• Try it:
Where the word "style" appears in a line below, copy the whole line.

[Source data — start]

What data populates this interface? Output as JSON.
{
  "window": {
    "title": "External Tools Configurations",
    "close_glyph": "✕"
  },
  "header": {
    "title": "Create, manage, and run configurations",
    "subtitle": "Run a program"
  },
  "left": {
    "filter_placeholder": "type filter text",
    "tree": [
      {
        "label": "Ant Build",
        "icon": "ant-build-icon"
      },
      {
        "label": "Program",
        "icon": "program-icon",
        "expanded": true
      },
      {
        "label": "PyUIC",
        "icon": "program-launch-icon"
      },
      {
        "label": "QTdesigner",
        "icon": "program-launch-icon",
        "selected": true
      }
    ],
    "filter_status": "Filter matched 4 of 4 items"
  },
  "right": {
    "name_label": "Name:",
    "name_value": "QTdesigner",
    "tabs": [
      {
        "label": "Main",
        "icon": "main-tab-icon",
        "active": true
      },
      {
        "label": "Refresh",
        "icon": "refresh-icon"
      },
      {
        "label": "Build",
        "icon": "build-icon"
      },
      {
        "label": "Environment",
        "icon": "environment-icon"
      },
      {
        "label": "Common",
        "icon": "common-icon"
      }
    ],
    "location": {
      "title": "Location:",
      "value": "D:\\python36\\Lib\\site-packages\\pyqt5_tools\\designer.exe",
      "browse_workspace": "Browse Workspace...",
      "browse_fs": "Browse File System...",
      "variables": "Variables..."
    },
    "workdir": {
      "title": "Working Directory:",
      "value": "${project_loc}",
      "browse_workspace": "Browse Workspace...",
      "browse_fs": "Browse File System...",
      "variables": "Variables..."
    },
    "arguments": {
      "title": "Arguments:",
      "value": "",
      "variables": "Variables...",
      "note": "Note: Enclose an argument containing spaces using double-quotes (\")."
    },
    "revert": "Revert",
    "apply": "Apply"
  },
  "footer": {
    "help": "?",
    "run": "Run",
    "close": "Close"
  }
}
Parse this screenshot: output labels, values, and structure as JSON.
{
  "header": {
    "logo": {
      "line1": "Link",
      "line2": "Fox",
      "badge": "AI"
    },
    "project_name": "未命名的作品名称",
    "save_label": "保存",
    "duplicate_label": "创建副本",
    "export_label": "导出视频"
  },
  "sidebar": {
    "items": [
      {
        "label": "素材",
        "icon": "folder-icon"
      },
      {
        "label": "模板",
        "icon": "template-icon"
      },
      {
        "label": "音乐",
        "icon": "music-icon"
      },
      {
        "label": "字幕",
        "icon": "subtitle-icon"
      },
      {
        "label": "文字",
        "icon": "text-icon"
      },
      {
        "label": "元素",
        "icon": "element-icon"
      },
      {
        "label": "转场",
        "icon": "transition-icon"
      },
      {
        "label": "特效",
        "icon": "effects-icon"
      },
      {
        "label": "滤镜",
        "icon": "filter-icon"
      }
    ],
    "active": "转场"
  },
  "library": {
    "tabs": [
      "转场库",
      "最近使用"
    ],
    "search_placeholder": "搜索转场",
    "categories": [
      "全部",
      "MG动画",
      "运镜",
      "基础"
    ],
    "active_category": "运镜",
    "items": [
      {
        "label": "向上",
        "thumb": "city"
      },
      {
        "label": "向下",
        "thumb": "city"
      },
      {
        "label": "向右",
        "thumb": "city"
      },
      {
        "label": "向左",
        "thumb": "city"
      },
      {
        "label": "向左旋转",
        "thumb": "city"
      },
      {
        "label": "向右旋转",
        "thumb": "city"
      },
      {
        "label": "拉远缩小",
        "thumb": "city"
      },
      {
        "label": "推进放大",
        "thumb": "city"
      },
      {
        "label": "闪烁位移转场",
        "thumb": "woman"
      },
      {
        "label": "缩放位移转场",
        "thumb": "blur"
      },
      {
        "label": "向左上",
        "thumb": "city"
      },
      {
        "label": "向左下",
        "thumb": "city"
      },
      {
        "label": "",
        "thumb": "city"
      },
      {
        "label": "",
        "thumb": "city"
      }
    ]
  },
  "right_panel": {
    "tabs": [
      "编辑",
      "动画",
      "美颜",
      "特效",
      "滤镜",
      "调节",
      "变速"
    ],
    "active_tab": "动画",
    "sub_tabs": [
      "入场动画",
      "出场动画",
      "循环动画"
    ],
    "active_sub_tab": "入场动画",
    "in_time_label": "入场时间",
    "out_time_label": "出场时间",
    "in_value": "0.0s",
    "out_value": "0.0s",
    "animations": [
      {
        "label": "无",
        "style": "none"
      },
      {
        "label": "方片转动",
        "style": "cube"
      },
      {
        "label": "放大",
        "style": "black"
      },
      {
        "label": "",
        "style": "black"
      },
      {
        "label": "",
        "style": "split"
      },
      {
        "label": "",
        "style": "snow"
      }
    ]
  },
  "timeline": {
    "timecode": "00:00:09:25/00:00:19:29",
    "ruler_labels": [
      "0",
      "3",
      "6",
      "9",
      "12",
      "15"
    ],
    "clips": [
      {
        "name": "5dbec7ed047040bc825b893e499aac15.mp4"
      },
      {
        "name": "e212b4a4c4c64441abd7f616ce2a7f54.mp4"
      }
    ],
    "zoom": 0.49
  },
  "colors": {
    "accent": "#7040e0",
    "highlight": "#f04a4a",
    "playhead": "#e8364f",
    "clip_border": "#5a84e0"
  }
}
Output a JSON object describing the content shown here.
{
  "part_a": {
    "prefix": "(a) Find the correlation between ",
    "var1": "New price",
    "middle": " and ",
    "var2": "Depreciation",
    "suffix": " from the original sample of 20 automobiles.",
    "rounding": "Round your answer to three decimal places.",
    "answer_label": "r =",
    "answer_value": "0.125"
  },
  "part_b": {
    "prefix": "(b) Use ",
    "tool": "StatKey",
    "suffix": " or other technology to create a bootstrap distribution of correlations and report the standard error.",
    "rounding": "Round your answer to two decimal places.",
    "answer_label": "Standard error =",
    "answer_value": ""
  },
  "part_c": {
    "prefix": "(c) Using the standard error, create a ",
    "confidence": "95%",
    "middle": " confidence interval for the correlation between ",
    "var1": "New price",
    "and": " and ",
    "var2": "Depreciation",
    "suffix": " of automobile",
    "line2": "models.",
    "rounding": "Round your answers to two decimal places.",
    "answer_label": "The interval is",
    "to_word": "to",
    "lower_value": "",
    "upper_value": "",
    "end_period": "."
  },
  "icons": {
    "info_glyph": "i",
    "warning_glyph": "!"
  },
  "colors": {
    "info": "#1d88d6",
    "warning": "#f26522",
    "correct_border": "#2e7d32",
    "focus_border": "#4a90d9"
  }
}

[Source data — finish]

• Exercise response:
        "style": "none"
        "style": "cube"
        "style": "black"
        "style": "black"
        "style": "split"
        "style": "snow"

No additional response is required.